In bottlenose dolphins from Delaware Bay, PFNA was the perfluorinated carboxylic acid measured in the highest concentration in blood plasma; it was found in concentrations well over 100 parts per billion.[16] PFNA has been detected in polar bears in concentrations over 400 parts per billion.[17] PFNA was the perfluorinated chemical measured in the highest concentration in Russian Baikal seals.[18] However, PFOS is the perfluorinated compound that dominates in most wildlife biomonitoring samples.[19]

See also

  • Organofluorine compounds

References

External links

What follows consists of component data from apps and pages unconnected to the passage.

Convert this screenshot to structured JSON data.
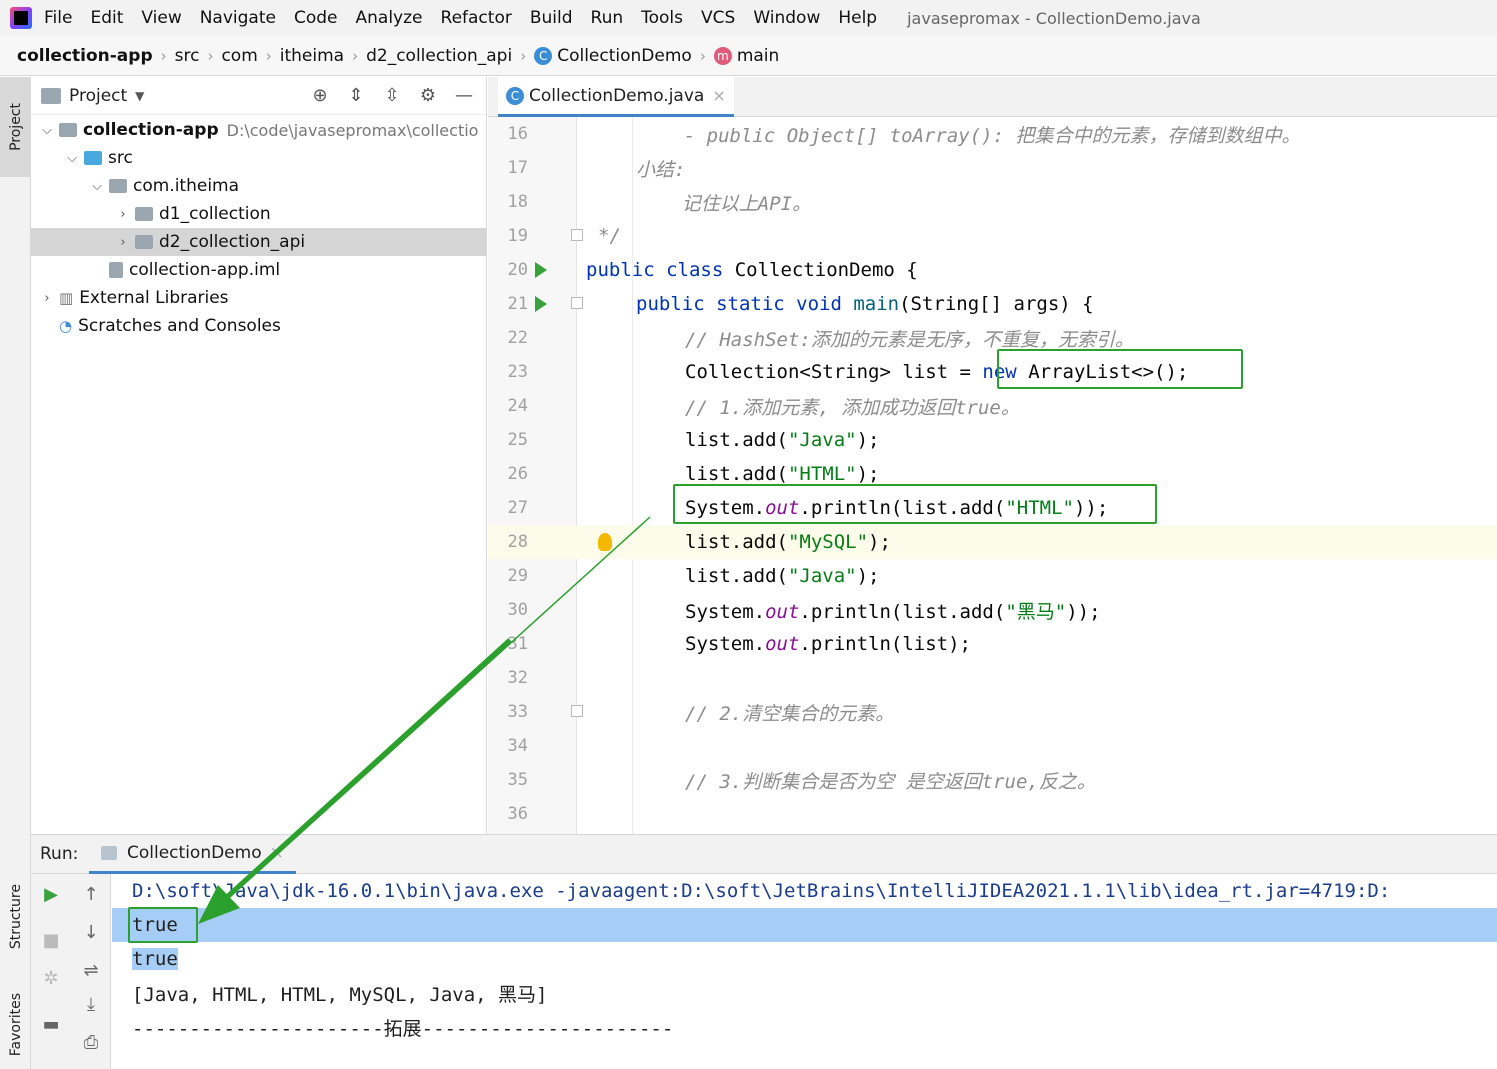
{
  "menu": {
    "items": [
      "File",
      "Edit",
      "View",
      "Navigate",
      "Code",
      "Analyze",
      "Refactor",
      "Build",
      "Run",
      "Tools",
      "VCS",
      "Window",
      "Help"
    ],
    "window_title": "javasepromax - CollectionDemo.java"
  },
  "breadcrumb": {
    "items": [
      "collection-app",
      "src",
      "com",
      "itheima",
      "d2_collection_api",
      "CollectionDemo",
      "main"
    ]
  },
  "left_stripe": {
    "project": "Project",
    "structure": "Structure",
    "favorites": "Favorites"
  },
  "project": {
    "title": "Project",
    "tree": [
      {
        "label": "collection-app",
        "path": "D:\\code\\javasepromax\\collectio"
      },
      {
        "label": "src"
      },
      {
        "label": "com.itheima"
      },
      {
        "label": "d1_collection"
      },
      {
        "label": "d2_collection_api"
      },
      {
        "label": "collection-app.iml"
      },
      {
        "label": "External Libraries"
      },
      {
        "label": "Scratches and Consoles"
      }
    ]
  },
  "editor": {
    "tab": "CollectionDemo.java",
    "lines": [
      {
        "n": "16",
        "t": "    - public Object[] toArray(): 把集合中的元素，存储到数组中。"
      },
      {
        "n": "17",
        "t": "小结:"
      },
      {
        "n": "18",
        "t": "    记住以上API。"
      },
      {
        "n": "19",
        "t": "*/"
      },
      {
        "n": "20",
        "a": "public class",
        "b": " CollectionDemo {"
      },
      {
        "n": "21",
        "a": "public static void",
        "m": " main",
        "b": "(String[] args) {"
      },
      {
        "n": "22",
        "t": "// HashSet:添加的元素是无序，不重复，无索引。"
      },
      {
        "n": "23",
        "a": "Collection<String> list = ",
        "k": "new",
        "b": " ArrayList<>();"
      },
      {
        "n": "24",
        "t": "// 1.添加元素, 添加成功返回true。"
      },
      {
        "n": "25",
        "a": "list.add(",
        "s": "\"Java\"",
        "b": ");"
      },
      {
        "n": "26",
        "a": "list.add(",
        "s": "\"HTML\"",
        "b": ");"
      },
      {
        "n": "27",
        "a": "System.",
        "f": "out",
        "b": ".println(list.add(",
        "s": "\"HTML\"",
        "c": "));"
      },
      {
        "n": "28",
        "a": "list.add(",
        "s": "\"MySQL\"",
        "b": ");"
      },
      {
        "n": "29",
        "a": "list.add(",
        "s": "\"Java\"",
        "b": ");"
      },
      {
        "n": "30",
        "a": "System.",
        "f": "out",
        "b": ".println(list.add(",
        "s": "\"黑马\"",
        "c": "));"
      },
      {
        "n": "31",
        "a": "System.",
        "f": "out",
        "b": ".println(list);"
      },
      {
        "n": "32"
      },
      {
        "n": "33",
        "t": "// 2.清空集合的元素。"
      },
      {
        "n": "34"
      },
      {
        "n": "35",
        "t": "// 3.判断集合是否为空 是空返回true,反之。"
      },
      {
        "n": "36"
      }
    ]
  },
  "run": {
    "label": "Run:",
    "tab": "CollectionDemo",
    "console": [
      "D:\\soft\\Java\\jdk-16.0.1\\bin\\java.exe -javaagent:D:\\soft\\JetBrains\\IntelliJIDEA2021.1.1\\lib\\idea_rt.jar=4719:D:",
      "true",
      "true",
      "[Java, HTML, HTML, MySQL, Java, 黑马]",
      "----------------------拓展----------------------"
    ]
  },
  "colors": {
    "annotation": "#2ca02c",
    "selection": "#a6cdf5",
    "keyword": "#0033b3",
    "string": "#067d17"
  }
}
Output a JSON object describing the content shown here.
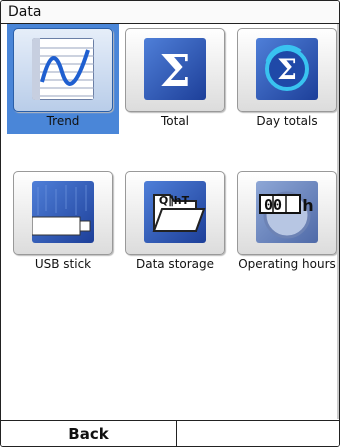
{
  "window": {
    "title": "Data"
  },
  "tiles": [
    {
      "label": "Trend",
      "icon": "trend-chart-icon",
      "selected": true
    },
    {
      "label": "Total",
      "icon": "sigma-total-icon",
      "selected": false
    },
    {
      "label": "Day totals",
      "icon": "day-sigma-icon",
      "selected": false
    },
    {
      "label": "USB stick",
      "icon": "usb-stick-icon",
      "selected": false
    },
    {
      "label": "Data storage",
      "icon": "folder-storage-icon",
      "selected": false
    },
    {
      "label": "Operating hours",
      "icon": "hour-counter-icon",
      "selected": false
    }
  ],
  "icons": {
    "total_symbol": "Σ",
    "day_symbol": "Σ",
    "storage_text": "Q∥hT",
    "counter_digits": "00",
    "counter_unit": "h"
  },
  "footer": {
    "back_label": "Back",
    "right_label": ""
  },
  "colors": {
    "selection": "#4a86d8",
    "icon_blue": "#2a55b8"
  }
}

  • PDF
  • Centers for Disease Control and Prevention, Polyfluorochemicals fact sheet
  • Perfluorinated substances and their uses in Sweden
  • Perfluoroalkylated substances, Aquatic environmental assessment
  • Chain of Contamination: The Food Link, Perfluorinated Chemicals (PFCs) Incl. PFOS & PFOA
This article was sourced from Creative Commons Attribution-ShareAlike License; additional terms may apply. World Heritage Encyclopedia content is assembled from numerous content providers, Open Access Publishing, and in compliance with The Fair Access to Science and Technology Research Act (FASTR), Wikimedia Foundation, Inc., Public Library of Science, The Encyclopedia of Life, Open Book Publishers (OBP), PubMed, U.S. National Library of Medicine, National Center for Biotechnology Information, U.S. National Library of Medicine, National Institutes of Health (NIH), U.S. Department of Health & Human Services, and USA.gov, which sources content from all federal, state, local, tribal, and territorial government publication portals (.gov, .mil, .edu). Funding for USA.gov and content contributors is made possible from the U.S. Congress, E-Government Act of 2002.
 
Crowd sourced content that is contributed to World Heritage Encyclopedia is peer reviewed and edited by our editorial staff to ensure quality scholarly research articles.
 
By using this site, you agree to the Terms of Use and Privacy Policy. World Heritage Encyclopedia™ is a registered trademark of the World Public Library Association, a non-profit organization.
 


Copyright © World Library Foundation. All rights reserved. eBooks from Project Gutenberg are sponsored by the World Library Foundation,
a 501c(4) Member's Support Non-Profit Organization, and is NOT affiliated with any governmental agency or department.